Whatever the case, Sedona does have a lot to offer, from the natural beauty and nature to more modern ideas like wine, recreational activities, and excellent accommodation options. It is probably another place you should consider staying over.
Yes, the shops and eateries do often lean towards the esoteric vibe. But that makes Sedona a wonderful place to embrace something beyond the hustle and bustle of urgent holidaying. You can take your time here, so settle up for a day or two to embrace the mystery of why Sedona has been so important to all who have settled here.
Where to stay in Sedona: Orchards Inn
If a great location for a fantastic sunrise is what you’re after, it won’t get better than this. Walk out on the terrace to witness the sunrise over the hills, which happen to be some of the area’s more famous formations – Snoopy Rock, Cathedral Rock, Elephant Rock, and others.
You might also try one of the recommendations on this list of the best Airbnbs in Sedona.
Depending on which time of the year you drive from Phoenix to the Grand Canyon, Flagstaff is your go-to for a ski or a hike up a dormant volcano. Regardless of which you do, the artisanal breweries offer a varied taste of the local beers. You might also be keen on trying the Lava Tube Caves, the amazing Meteor Crater, and Walnut Canyon.
Did you know that the dwarf planet Pluto was first discovered from the Lowell Observatory here in Flagstaff? You can visit the Observatory and enjoy the observation deck. If you want to know more, why not attend one of the talks or check out the fascinating exhibits.
There’s plenty to do outdoors, too, with river excursions, walks, hikes, and even a few historical tours to tackle – if you’re into history. Buffalo Park is a great casual walk, and you may even see some deer hanging out between the dogs and people.
Where to stay in Flagstaff: Residence Inn
This Marriott partner hotel is rated and considered superb by visitors. Its appeal is evident before you enter, with red brick walls dominating a pretty street corner in downtown Flagstaff.

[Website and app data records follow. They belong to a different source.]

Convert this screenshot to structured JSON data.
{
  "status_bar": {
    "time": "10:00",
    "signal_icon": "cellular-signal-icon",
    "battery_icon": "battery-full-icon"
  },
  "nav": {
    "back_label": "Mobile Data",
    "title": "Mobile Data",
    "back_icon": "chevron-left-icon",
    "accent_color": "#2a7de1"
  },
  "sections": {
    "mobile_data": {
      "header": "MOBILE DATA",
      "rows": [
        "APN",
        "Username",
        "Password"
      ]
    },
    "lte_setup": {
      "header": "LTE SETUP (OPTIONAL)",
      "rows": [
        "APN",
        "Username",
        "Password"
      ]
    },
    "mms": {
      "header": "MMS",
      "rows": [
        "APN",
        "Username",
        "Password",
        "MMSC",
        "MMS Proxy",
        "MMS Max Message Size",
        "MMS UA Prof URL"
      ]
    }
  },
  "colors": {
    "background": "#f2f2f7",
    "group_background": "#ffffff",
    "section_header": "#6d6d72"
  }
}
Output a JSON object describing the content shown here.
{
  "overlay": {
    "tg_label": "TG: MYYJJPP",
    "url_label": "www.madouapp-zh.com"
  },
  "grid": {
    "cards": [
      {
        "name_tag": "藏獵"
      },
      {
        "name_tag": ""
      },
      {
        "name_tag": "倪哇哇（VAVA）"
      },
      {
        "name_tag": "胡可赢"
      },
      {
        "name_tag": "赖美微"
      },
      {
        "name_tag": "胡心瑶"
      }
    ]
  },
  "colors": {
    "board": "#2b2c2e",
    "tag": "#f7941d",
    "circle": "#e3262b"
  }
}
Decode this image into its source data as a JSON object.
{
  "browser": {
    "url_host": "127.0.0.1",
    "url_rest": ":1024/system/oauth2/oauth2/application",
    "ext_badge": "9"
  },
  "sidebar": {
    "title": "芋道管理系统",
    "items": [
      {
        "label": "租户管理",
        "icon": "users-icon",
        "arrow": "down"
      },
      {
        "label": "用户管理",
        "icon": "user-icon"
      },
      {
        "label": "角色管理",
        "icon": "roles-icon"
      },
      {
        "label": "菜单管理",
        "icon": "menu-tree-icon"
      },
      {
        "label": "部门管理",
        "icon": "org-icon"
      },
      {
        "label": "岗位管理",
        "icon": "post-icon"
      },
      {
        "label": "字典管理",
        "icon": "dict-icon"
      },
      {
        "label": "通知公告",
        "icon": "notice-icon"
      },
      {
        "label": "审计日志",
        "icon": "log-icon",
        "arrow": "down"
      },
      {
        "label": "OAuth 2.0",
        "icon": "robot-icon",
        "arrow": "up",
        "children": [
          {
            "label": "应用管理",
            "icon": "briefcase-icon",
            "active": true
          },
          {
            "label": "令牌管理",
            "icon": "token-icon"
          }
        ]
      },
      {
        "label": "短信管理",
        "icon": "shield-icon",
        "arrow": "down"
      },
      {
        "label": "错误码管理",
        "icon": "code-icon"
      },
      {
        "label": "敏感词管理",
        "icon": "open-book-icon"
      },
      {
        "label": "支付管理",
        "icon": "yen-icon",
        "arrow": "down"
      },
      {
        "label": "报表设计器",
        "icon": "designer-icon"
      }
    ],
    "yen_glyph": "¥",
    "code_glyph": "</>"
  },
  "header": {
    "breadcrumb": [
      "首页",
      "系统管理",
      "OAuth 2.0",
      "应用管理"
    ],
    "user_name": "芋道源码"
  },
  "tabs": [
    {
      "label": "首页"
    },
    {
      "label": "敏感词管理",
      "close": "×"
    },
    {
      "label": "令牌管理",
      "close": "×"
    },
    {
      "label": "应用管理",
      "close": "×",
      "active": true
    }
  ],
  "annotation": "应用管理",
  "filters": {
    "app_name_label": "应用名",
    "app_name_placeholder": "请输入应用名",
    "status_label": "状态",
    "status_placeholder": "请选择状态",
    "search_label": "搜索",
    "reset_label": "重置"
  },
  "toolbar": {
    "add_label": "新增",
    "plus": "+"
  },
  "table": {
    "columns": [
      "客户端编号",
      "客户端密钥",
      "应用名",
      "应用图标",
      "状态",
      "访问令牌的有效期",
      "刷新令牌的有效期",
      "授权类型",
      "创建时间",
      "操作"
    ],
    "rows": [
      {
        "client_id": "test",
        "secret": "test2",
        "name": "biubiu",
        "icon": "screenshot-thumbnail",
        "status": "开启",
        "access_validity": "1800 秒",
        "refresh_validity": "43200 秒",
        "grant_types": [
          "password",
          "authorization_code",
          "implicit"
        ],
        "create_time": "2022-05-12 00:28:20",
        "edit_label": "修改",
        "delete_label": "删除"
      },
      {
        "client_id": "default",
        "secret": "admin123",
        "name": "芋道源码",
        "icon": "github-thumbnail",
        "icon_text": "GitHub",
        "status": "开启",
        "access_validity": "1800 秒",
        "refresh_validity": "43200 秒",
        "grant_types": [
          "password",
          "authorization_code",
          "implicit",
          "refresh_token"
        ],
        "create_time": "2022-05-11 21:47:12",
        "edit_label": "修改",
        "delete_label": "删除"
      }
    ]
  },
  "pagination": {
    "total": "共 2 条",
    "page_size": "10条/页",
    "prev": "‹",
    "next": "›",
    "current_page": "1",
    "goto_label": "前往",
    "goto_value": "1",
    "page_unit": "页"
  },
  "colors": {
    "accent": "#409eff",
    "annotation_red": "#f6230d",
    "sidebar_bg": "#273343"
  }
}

The breakfast is included (and also highly rated), and the location is dead central to anything you might want to see in the town itself.
Alternatively, one of these great Flagstaff Airbnbs might be right for you.
9) Sunset Crater Volcano National Monument
When driving from Phoenix to the Grand Canyon, you will pass actual dormant volcanoes. There’s an exciting story behind Sunset Crater and the founding of the National Monument site.
The story goes that a film crew had planned to detonate explosives on one side of the crater back in 1930. The movie Avalanche would then feature a real avalanche – spectacular scenes for a movie, probably.
The local people were not at all impressed with this idea and started a protest lobby. All of this led to the area being designated a historic site and a National Monument, never damaged by anything but Mother Nature herself.
Even hikers are not allowed to free climb to the top anymore, as this causes too much damage to the terrain. But there is a curated hike trail that you are allowed to follow to reach the top.
Hikers will enjoy it, but true volcano science enthusiasts will indeed be in their element. You can also simply check-in at the visitor’s center if you like. Records show that the volcano last erupted in 1085.
Planning a trip to Arizona?
I’ve written quite a bit about this incredible state, so be sure to read some of my other guides for more trip ideas in surrounding destinations and music festivals!
- The 25 Best Music Festivals In Arizona To Experience Before You Die
- Top 50 Music Festivals in the USA
- 22 Photos That Will Inspire You To Take an Arizona Road Trip
- The 16 Best Phoenix Airbnbs To Explore “The Valley” In Style
- 37 California Music Festivals That’ll Keep You Dancing All Year Long
- 20 Gorgeous Glamping Southern California Places You Need to Experience
- EDM FESTIVALS | The 20 Best Electronic Music Festivals in the USA
- The Ultimate Music Festival Camping Packing List
Leave a ReplyWant to join the discussion?
Feel free to contribute!